When my father was 83 years old, he told me that he still felt like he did when he was in his 40’s. He exclaimed, “Then I walk by a mirror and I wonder who that old man is looking back at me!” A couple of years earlier, when I took my father to look at a retirement residence, his response was: “Everyone in there is old.” When I asked him how old he thought most people in the residence were, he chuckled, realizing that most of the people living there were likely his age or younger. This may sound familiar to you, because my dad’s response was typical of a very common phenomenon: as we get older, we tend to think of ourselves as significantly younger than our actual age!
There are several reasons that the gap between how old we feel and how old we are increases as we age. Some of it may have to do with society’s negative stereotypes of aging and our recognition we don’t fit that stereotype, and don’t want to fit that stereotype! And some of it may be due to the fact that it is often hard to recognize some of the changes we are experiencing as we age: changes other people may see before we notice them, and changes we may easily see in other people.
One problem with this phenomenon of viewing ourselves as much younger than our actual age is that we may not do appropriate planning for our current and future life stages. Planning at our older life stages is even more important than planning in our earlier years, because the changes that may occur can be significant and we may not have as much opportunity to rebound as when we were younger.
In the more than thirty years I’ve been working with older adults and their families, I have found the most common and notable planning mistake people make as they age is not adjusting their housing to fit their current and future life stages. Often this leads to not enjoying as high a quality of life as possible, and ultimately having to make a move in less than ideal circumstances. Planning in a more realistic and timely fashion can ensure someone has the best quality of life possible as they age.
I understand that doing this type of planning can be difficult because it often requires us to step out of our comfort zone. Recently, I had the pleasure of hearing one of our Canadian heroes, astronaut Chris Hadfield, speak to a large audience. Col. Hadfield was very inspirational and I was struck by these words: “We are never ready to do something new, but we have to hope we are ready enough.”
What helps us be “ready enough?” After my father and I visited the retirement residence, he and I had a conversation about ways in which he and my mother could have a better quality of life.
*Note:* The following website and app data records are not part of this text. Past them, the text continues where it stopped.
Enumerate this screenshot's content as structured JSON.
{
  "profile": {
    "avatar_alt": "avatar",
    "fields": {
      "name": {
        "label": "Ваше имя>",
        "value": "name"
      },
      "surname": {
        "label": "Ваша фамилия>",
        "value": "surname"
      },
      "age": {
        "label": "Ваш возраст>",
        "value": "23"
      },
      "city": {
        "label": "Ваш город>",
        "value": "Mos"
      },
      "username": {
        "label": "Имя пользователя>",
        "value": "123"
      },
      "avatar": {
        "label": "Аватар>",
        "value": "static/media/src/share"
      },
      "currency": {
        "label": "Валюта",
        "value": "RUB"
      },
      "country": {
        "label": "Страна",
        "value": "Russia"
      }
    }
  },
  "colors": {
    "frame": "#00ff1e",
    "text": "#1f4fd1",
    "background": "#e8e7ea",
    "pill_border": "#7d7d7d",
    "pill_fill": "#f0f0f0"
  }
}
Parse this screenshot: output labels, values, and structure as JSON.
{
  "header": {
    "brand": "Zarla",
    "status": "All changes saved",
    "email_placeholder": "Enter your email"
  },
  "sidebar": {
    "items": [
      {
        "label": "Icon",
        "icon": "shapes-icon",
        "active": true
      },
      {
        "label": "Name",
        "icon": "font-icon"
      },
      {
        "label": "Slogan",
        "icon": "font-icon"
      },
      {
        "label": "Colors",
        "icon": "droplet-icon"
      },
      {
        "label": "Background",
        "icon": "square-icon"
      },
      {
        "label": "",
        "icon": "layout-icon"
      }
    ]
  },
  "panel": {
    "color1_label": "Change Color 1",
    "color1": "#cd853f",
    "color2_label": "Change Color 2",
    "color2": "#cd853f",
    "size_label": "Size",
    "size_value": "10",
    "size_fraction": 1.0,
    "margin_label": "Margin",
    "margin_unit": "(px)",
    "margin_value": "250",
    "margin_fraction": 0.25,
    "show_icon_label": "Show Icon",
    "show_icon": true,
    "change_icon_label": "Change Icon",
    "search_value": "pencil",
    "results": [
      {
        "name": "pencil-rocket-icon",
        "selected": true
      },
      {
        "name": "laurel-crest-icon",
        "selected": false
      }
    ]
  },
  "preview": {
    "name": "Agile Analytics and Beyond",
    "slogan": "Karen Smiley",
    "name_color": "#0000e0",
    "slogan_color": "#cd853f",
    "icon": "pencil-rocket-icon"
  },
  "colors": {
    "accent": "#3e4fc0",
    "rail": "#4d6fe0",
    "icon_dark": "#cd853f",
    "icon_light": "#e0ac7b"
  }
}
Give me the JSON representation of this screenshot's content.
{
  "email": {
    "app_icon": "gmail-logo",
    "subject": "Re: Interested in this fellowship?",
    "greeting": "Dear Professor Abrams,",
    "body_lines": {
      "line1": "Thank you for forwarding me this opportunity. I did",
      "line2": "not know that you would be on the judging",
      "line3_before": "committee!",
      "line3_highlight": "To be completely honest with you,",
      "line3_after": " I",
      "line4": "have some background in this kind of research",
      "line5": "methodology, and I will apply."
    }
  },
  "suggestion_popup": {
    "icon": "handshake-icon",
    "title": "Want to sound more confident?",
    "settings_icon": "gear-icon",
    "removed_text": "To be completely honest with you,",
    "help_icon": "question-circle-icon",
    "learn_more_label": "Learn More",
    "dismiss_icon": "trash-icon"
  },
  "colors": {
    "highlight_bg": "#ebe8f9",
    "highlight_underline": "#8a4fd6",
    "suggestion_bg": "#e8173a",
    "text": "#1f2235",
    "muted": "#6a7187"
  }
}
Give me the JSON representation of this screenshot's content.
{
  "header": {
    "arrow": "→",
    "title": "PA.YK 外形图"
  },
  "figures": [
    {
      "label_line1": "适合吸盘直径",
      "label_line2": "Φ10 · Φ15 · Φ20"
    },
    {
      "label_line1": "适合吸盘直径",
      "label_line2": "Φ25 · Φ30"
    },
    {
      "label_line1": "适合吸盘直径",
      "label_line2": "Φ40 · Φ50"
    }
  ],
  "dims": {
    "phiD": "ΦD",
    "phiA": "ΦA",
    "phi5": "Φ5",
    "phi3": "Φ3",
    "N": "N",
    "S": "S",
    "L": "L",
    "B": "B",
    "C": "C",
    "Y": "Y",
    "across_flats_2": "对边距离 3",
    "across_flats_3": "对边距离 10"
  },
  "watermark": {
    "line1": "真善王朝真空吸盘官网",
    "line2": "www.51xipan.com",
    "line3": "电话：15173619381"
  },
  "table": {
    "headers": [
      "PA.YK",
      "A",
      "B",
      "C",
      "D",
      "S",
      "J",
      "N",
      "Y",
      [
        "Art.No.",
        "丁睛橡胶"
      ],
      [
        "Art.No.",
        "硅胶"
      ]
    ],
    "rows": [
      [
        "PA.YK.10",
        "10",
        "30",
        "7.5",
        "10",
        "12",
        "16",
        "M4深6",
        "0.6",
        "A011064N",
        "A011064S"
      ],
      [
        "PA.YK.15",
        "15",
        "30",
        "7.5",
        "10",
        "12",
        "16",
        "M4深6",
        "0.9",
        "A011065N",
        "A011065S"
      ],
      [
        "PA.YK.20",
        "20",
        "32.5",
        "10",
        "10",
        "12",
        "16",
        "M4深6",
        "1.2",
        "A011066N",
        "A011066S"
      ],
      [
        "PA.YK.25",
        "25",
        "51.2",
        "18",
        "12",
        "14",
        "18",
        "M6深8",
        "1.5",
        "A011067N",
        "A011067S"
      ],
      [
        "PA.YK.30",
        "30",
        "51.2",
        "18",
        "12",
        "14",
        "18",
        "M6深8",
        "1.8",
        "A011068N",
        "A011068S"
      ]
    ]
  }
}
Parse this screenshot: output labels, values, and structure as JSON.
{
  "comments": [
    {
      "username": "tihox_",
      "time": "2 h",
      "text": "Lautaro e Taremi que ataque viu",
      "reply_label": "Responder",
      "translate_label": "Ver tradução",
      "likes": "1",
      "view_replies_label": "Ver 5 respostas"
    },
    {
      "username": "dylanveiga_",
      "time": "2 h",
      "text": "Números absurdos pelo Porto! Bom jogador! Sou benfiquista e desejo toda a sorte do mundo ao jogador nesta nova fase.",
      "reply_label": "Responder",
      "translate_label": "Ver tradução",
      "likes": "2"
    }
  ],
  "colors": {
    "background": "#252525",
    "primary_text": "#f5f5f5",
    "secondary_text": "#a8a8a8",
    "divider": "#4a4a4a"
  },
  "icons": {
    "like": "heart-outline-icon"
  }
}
I knew that it would only take one of many possible changes to make their current living situation unsuitable—and any one of those changes would mean moving in more difficult circumstances. In addition, I knew that my dad—who was a caregiver for my mother—was not enjoying much of a social life where they were living. He was also getting tired from the daily tasks that took up most of his time.
About six months after my parents moved, my dad said the words I have heard countless times over the years: “I wish we had done this sooner.” After a brief adjustment period, my father loved life in his retirement residence, as did my mother. And after my mother passed, my father was supported by all of the friends he had made in the last three years. Had he stayed in their previous home, he would have been very isolated.
The goal is to plan realistically, not just for today, but for at least the next 5-7 years. Then we have to make that plan a reality. We need time to establish a new chapter in our lives, to build community and create a new rhythm in our lives that fits our current life stage and carries us into the next.
Making a change in our housing and lifestyle doesn’t mean our story is ending; it means we have found ways to be brave enough to write a new chapter. And for many, many people, it is a very happy chapter of their lives. You may think that you aren’t ready for something new—but in the wise words of Col. Hadfield, perhaps you are “ready enough.”
Dr. Amy is a certified senior advisor, Vice President of the International Federation on Aging, and Co-Founder of the Essential Conversations Project. As a gerontological social worker, she has over thirty years of experience working with older adults and their families.